[[ Given entries open ]]

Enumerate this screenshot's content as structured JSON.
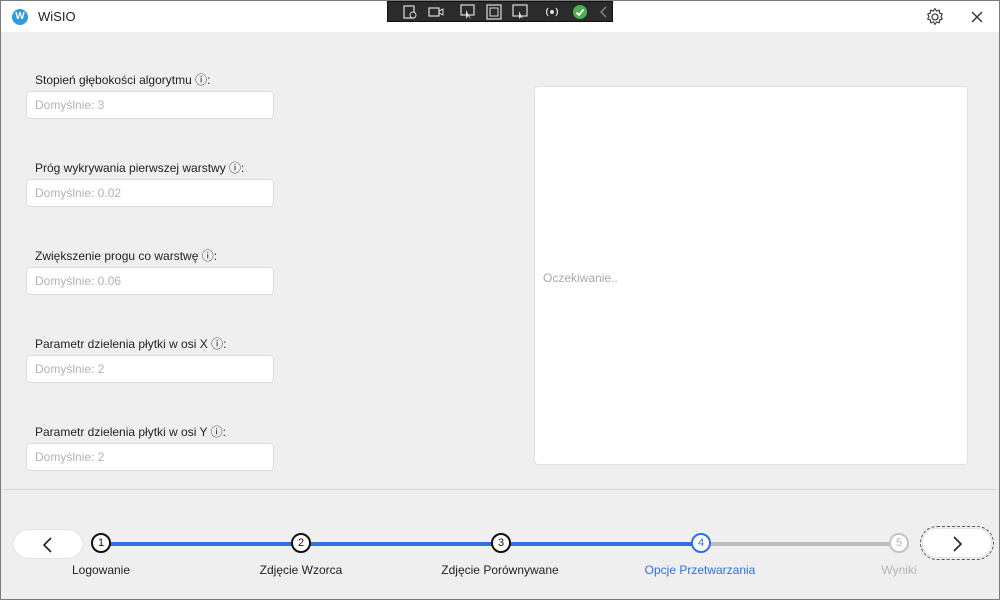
{
  "window": {
    "title": "WiSIO",
    "app_icon_letter": "W"
  },
  "recorder_toolbar": {
    "icons": [
      "screenshot-settings-icon",
      "video-icon",
      "select-window-icon",
      "select-region-icon",
      "fullscreen-capture-icon",
      "broadcast-icon",
      "check-icon",
      "collapse-chevron-icon"
    ]
  },
  "form": {
    "fields": [
      {
        "label": "Stopień głębokości algorytmu ⓘ:",
        "placeholder": "Domyślnie: 3"
      },
      {
        "label": "Próg wykrywania pierwszej warstwy ⓘ:",
        "placeholder": "Domyślnie: 0.02"
      },
      {
        "label": "Zwiększenie progu co warstwę ⓘ:",
        "placeholder": "Domyślnie: 0.06"
      },
      {
        "label": "Parametr dzielenia płytki w osi X ⓘ:",
        "placeholder": "Domyślnie: 2"
      },
      {
        "label": "Parametr dzielenia płytki w osi Y ⓘ:",
        "placeholder": "Domyślnie: 2"
      }
    ]
  },
  "preview": {
    "status": "Oczekiwanie.."
  },
  "stepper": {
    "steps": [
      {
        "number": "1",
        "label": "Logowanie",
        "state": "done"
      },
      {
        "number": "2",
        "label": "Zdjęcie Wzorca",
        "state": "done"
      },
      {
        "number": "3",
        "label": "Zdjęcie Porównywane",
        "state": "done"
      },
      {
        "number": "4",
        "label": "Opcje Przetwarzania",
        "state": "active"
      },
      {
        "number": "5",
        "label": "Wyniki",
        "state": "pending"
      }
    ]
  },
  "colors": {
    "accent": "#2f6fe0",
    "pending": "#bdbdbd",
    "done": "#111111"
  }
}
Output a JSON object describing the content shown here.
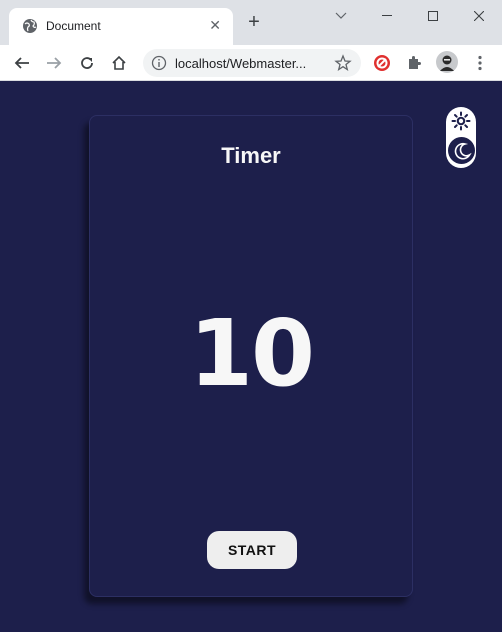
{
  "browser": {
    "tab_title": "Document",
    "tab_close": "✕",
    "new_tab": "+",
    "url": "localhost/Webmaster...",
    "icons": [
      "globe-icon",
      "back-icon",
      "forward-icon",
      "reload-icon",
      "home-icon",
      "info-icon",
      "star-icon",
      "extension-icon",
      "puzzle-icon",
      "profile-avatar"
    ]
  },
  "timer": {
    "title": "Timer",
    "count": "10",
    "start_label": "START"
  },
  "theme": {
    "options": [
      "sun-icon",
      "moon-icon"
    ],
    "active": "dark"
  },
  "colors": {
    "background": "#1d1f4b",
    "text": "#f7f7f7",
    "button_bg": "#eeeeee"
  }
}
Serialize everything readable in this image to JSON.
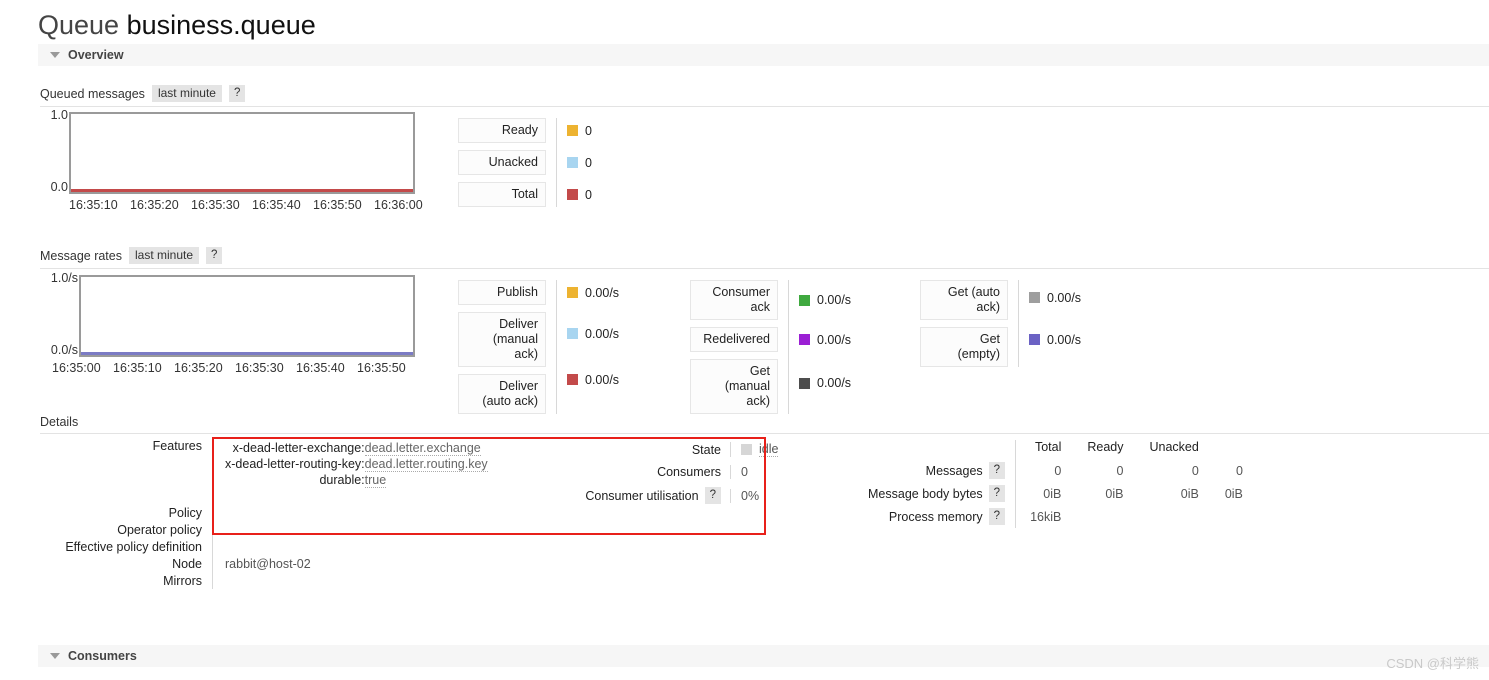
{
  "header": {
    "title_prefix": "Queue",
    "queue_name": "business.queue"
  },
  "sections": {
    "overview": "Overview",
    "consumers": "Consumers"
  },
  "queued_messages": {
    "heading": "Queued messages",
    "period": "last minute",
    "help": "?"
  },
  "message_rates": {
    "heading": "Message rates",
    "period": "last minute",
    "help": "?"
  },
  "details": {
    "heading": "Details",
    "features_label": "Features",
    "policy_label": "Policy",
    "operator_policy_label": "Operator policy",
    "effective_policy_label": "Effective policy definition",
    "node_label": "Node",
    "mirrors_label": "Mirrors",
    "features": [
      {
        "key": "x-dead-letter-exchange:",
        "value": "dead.letter.exchange"
      },
      {
        "key": "x-dead-letter-routing-key:",
        "value": "dead.letter.routing.key"
      },
      {
        "key": "durable:",
        "value": "true"
      }
    ],
    "policy_value": "",
    "operator_policy_value": "",
    "effective_policy_value": "",
    "node_value": "rabbit@host-02",
    "mirrors_value": ""
  },
  "state": {
    "state_label": "State",
    "state_value": "idle",
    "consumers_label": "Consumers",
    "consumers_value": "0",
    "utilisation_label": "Consumer utilisation",
    "utilisation_help": "?",
    "utilisation_value": "0%"
  },
  "messages_stats": {
    "columns": [
      "Total",
      "Ready",
      "Unacked",
      ""
    ],
    "rows": [
      {
        "label": "Messages",
        "help": "?",
        "values": [
          "0",
          "0",
          "0",
          "0"
        ]
      },
      {
        "label": "Message body bytes",
        "help": "?",
        "values": [
          "0iB",
          "0iB",
          "0iB",
          "0iB"
        ]
      },
      {
        "label": "Process memory",
        "help": "?",
        "values": [
          "16kiB",
          "",
          "",
          ""
        ]
      }
    ]
  },
  "watermark": "CSDN @科学熊",
  "chart_data": [
    {
      "type": "line",
      "title": "Queued messages",
      "subtitle": "last minute",
      "x": [
        "16:35:10",
        "16:35:20",
        "16:35:30",
        "16:35:40",
        "16:35:50",
        "16:36:00"
      ],
      "xlabel": "",
      "ylabel": "",
      "ylim": [
        0.0,
        1.0
      ],
      "yticks": [
        "0.0",
        "1.0"
      ],
      "grid": false,
      "legend_position": "right",
      "series": [
        {
          "name": "Ready",
          "color": "#edb331",
          "value": "0",
          "values": [
            0,
            0,
            0,
            0,
            0,
            0
          ]
        },
        {
          "name": "Unacked",
          "color": "#a8d5f0",
          "value": "0",
          "values": [
            0,
            0,
            0,
            0,
            0,
            0
          ]
        },
        {
          "name": "Total",
          "color": "#c34a4a",
          "value": "0",
          "values": [
            0,
            0,
            0,
            0,
            0,
            0
          ]
        }
      ]
    },
    {
      "type": "line",
      "title": "Message rates",
      "subtitle": "last minute",
      "x": [
        "16:35:00",
        "16:35:10",
        "16:35:20",
        "16:35:30",
        "16:35:40",
        "16:35:50"
      ],
      "xlabel": "",
      "ylabel": "",
      "ylim": [
        0.0,
        1.0
      ],
      "yticks": [
        "0.0/s",
        "1.0/s"
      ],
      "grid": false,
      "legend_position": "right",
      "series": [
        {
          "name": "Publish",
          "color": "#edb331",
          "value": "0.00/s",
          "values": [
            0,
            0,
            0,
            0,
            0,
            0
          ]
        },
        {
          "name": "Deliver\n(manual\nack)",
          "color": "#a8d5f0",
          "value": "0.00/s",
          "values": [
            0,
            0,
            0,
            0,
            0,
            0
          ]
        },
        {
          "name": "Deliver\n(auto ack)",
          "color": "#c34a4a",
          "value": "0.00/s",
          "values": [
            0,
            0,
            0,
            0,
            0,
            0
          ]
        },
        {
          "name": "Consumer\nack",
          "color": "#3fa93f",
          "value": "0.00/s",
          "values": [
            0,
            0,
            0,
            0,
            0,
            0
          ]
        },
        {
          "name": "Redelivered",
          "color": "#9b1fd4",
          "value": "0.00/s",
          "values": [
            0,
            0,
            0,
            0,
            0,
            0
          ]
        },
        {
          "name": "Get\n(manual\nack)",
          "color": "#4d4d4d",
          "value": "0.00/s",
          "values": [
            0,
            0,
            0,
            0,
            0,
            0
          ]
        },
        {
          "name": "Get (auto\nack)",
          "color": "#9e9e9e",
          "value": "0.00/s",
          "values": [
            0,
            0,
            0,
            0,
            0,
            0
          ]
        },
        {
          "name": "Get\n(empty)",
          "color": "#6b62c4",
          "value": "0.00/s",
          "values": [
            0,
            0,
            0,
            0,
            0,
            0
          ]
        }
      ]
    }
  ]
}
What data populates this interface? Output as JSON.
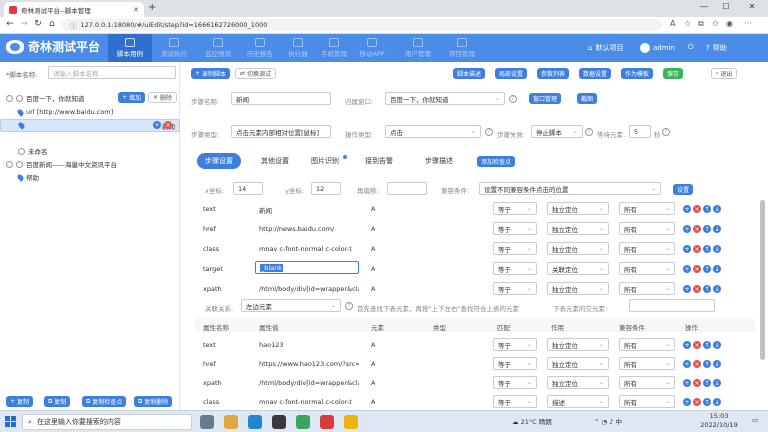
{
  "browser": {
    "tab_title": "奇林测试平台--脚本管理",
    "url": "127.0.0.1:18080/#/uiEdit/step?id=1666162726000_1000",
    "info_icon": "info-icon"
  },
  "header": {
    "logo_text": "奇林测试平台",
    "nav": [
      {
        "label": "脚本用例"
      },
      {
        "label": "测试执行"
      },
      {
        "label": "监控预测"
      },
      {
        "label": "历史报告"
      },
      {
        "label": "执行器"
      },
      {
        "label": "手机管理"
      },
      {
        "label": "移动APP"
      },
      {
        "label": "用户管理"
      },
      {
        "label": "项目管理"
      }
    ],
    "project": "默认项目",
    "user": "admin",
    "help": "帮助"
  },
  "left": {
    "script_name_label": "*脚本名称:",
    "script_name_placeholder": "请输入脚本名称",
    "add_label": "增加",
    "delete_label": "删除",
    "tree": [
      {
        "label": "百度一下，你就知道"
      },
      {
        "label": "url [http://www.baidu.com]"
      },
      {
        "label": "新闻"
      },
      {
        "label": "未命名"
      },
      {
        "label": "百度新闻——海量中文资讯平台"
      },
      {
        "label": "帮助"
      }
    ],
    "bottom_buttons": [
      "复制",
      "复制",
      "复制检查点",
      "复制删除"
    ]
  },
  "toolbar": {
    "record_label": "录制脚本",
    "switch_label": "切换调试",
    "buttons": [
      "脚本描述",
      "局部设置",
      "参数列表",
      "数据设置",
      "作为模板",
      "保存"
    ],
    "exit_label": "退出"
  },
  "form": {
    "step_name_label": "步骤名称:",
    "step_name_value": "新闻",
    "window_label": "归属窗口:",
    "window_value": "百度一下，你就知道",
    "window_mgr_label": "窗口管理",
    "screenshot_label": "截图",
    "step_type_label": "步骤类型:",
    "step_type_value": "点击元素内部相对位置[鼠标]",
    "op_type_label": "操作类型:",
    "op_type_value": "点击",
    "fail_label": "步骤失败:",
    "fail_value": "停止脚本",
    "wait_label": "等待元素:",
    "wait_value": "5",
    "wait_unit": "秒"
  },
  "subtabs": [
    "步骤设置",
    "其他设置",
    "图片识别",
    "接到告警",
    "步骤描述"
  ],
  "add_check_label": "添加检查点",
  "coords": {
    "x_label": "x坐标:",
    "x_value": "14",
    "y_label": "y坐标:",
    "y_value": "12",
    "offset_label": "再偏移:",
    "compat_label": "兼容条件:",
    "compat_value": "设置不同兼容条件点击的位置",
    "set_label": "设置"
  },
  "attrs_top": [
    {
      "name": "text",
      "value": "新闻",
      "elem": "A",
      "match": "等于",
      "act": "独立定位",
      "cond": "所有"
    },
    {
      "name": "href",
      "value": "http://news.baidu.com/",
      "elem": "A",
      "match": "等于",
      "act": "独立定位",
      "cond": "所有"
    },
    {
      "name": "class",
      "value": "mnav c-font-normal c-color-t",
      "elem": "A",
      "match": "等于",
      "act": "独立定位",
      "cond": "所有"
    },
    {
      "name": "target",
      "value": "_blank",
      "elem": "A",
      "match": "等于",
      "act": "关联定位",
      "cond": "所有"
    },
    {
      "name": "xpath",
      "value": "/html/body/div[id=wrapper&clas",
      "elem": "A",
      "match": "等于",
      "act": "独立定位",
      "cond": "所有"
    }
  ],
  "relation": {
    "label": "关联关系:",
    "value": "左边元素",
    "hint": "首先查找下表元素，再按\"上下左右\"查找符合上表的元素",
    "intersect_label": "下表元素的交元素:"
  },
  "table_headers": [
    "属性名称",
    "属性值",
    "元素",
    "类型",
    "匹配",
    "作用",
    "兼容条件",
    "操作"
  ],
  "attrs_bottom": [
    {
      "name": "text",
      "value": "hao123",
      "elem": "A",
      "match": "等于",
      "act": "独立定位",
      "cond": "所有"
    },
    {
      "name": "href",
      "value": "https://www.hao123.com/?src=",
      "elem": "A",
      "match": "等于",
      "act": "独立定位",
      "cond": "所有"
    },
    {
      "name": "xpath",
      "value": "/html/body/div[id=wrapper&clas",
      "elem": "A",
      "match": "等于",
      "act": "独立定位",
      "cond": "所有"
    },
    {
      "name": "class",
      "value": "mnav c-font-normal c-color-t",
      "elem": "A",
      "match": "等于",
      "act": "描述",
      "cond": "所有"
    }
  ],
  "taskbar": {
    "search_placeholder": "在这里输入你要搜索的内容",
    "weather": "21°C 晴朗",
    "time": "15:03",
    "date": "2022/10/19"
  },
  "colors": {
    "accent": "#3d7fe0",
    "header": "#4a8ce6",
    "danger": "#e6534b",
    "success": "#35b556"
  }
}
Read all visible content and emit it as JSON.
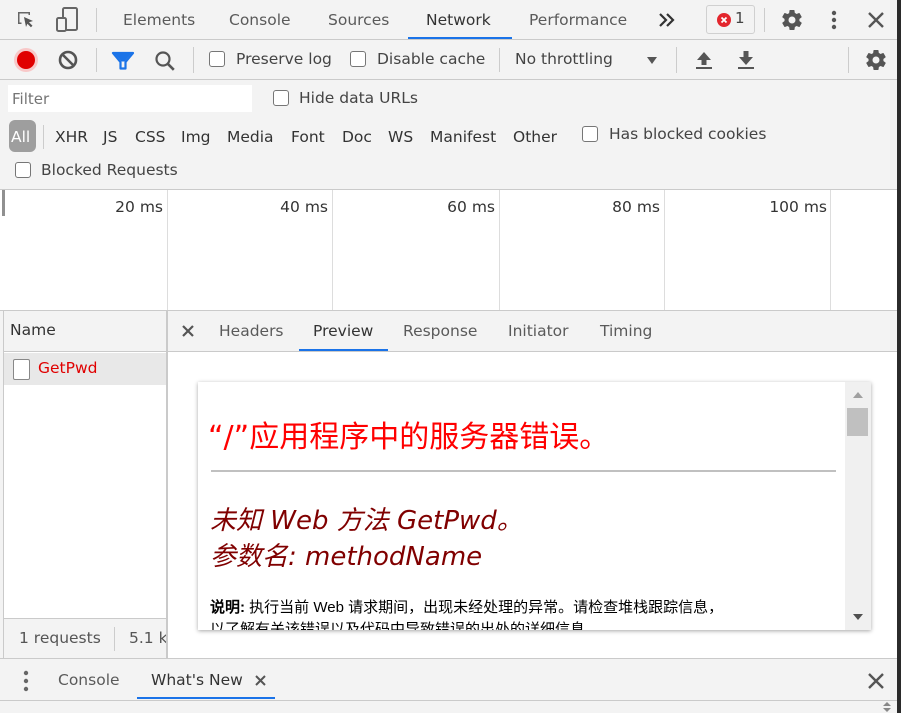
{
  "main_tabs": {
    "items": [
      {
        "label": "Elements"
      },
      {
        "label": "Console"
      },
      {
        "label": "Sources"
      },
      {
        "label": "Network",
        "active": true
      },
      {
        "label": "Performance"
      }
    ],
    "overflow_icon": "double-chevron-right",
    "error_count": "1"
  },
  "network_toolbar": {
    "preserve_log": "Preserve log",
    "disable_cache": "Disable cache",
    "throttling": "No throttling"
  },
  "filter_bar": {
    "filter_placeholder": "Filter",
    "hide_data_urls": "Hide data URLs",
    "types": [
      "All",
      "XHR",
      "JS",
      "CSS",
      "Img",
      "Media",
      "Font",
      "Doc",
      "WS",
      "Manifest",
      "Other"
    ],
    "selected_type": "All",
    "has_blocked_cookies": "Has blocked cookies",
    "blocked_requests": "Blocked Requests"
  },
  "overview": {
    "ticks": [
      "20 ms",
      "40 ms",
      "60 ms",
      "80 ms",
      "100 ms"
    ]
  },
  "request_list": {
    "column_name": "Name",
    "rows": [
      {
        "name": "GetPwd",
        "status": "error"
      }
    ],
    "summary_requests": "1 requests",
    "summary_size": "5.1 k"
  },
  "detail_tabs": {
    "items": [
      {
        "label": "Headers"
      },
      {
        "label": "Preview",
        "active": true
      },
      {
        "label": "Response"
      },
      {
        "label": "Initiator"
      },
      {
        "label": "Timing"
      }
    ]
  },
  "preview": {
    "heading": "“/”应用程序中的服务器错误。",
    "message_line1": "未知 Web 方法 GetPwd。",
    "message_line2": "参数名: methodName",
    "description_label": "说明:",
    "description_text": "执行当前 Web 请求期间，出现未经处理的异常。请检查堆栈跟踪信息，",
    "description_text2": "以了解有关该错误以及代码中导致错误的出处的详细信息。",
    "heading_color": "#ff0000",
    "message_color": "#800000"
  },
  "drawer": {
    "tabs": [
      {
        "label": "Console"
      },
      {
        "label": "What's New",
        "active": true,
        "closable": true
      }
    ]
  },
  "colors": {
    "accent": "#1a73e8",
    "record": "#e00000",
    "error_row": "#e00000",
    "filter_icon": "#1a73e8"
  }
}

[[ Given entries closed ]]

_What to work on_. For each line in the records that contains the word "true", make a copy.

_Expected output_.
        "value": "true"
        "active": true
        "active": true
        "active": true,
        "closable": true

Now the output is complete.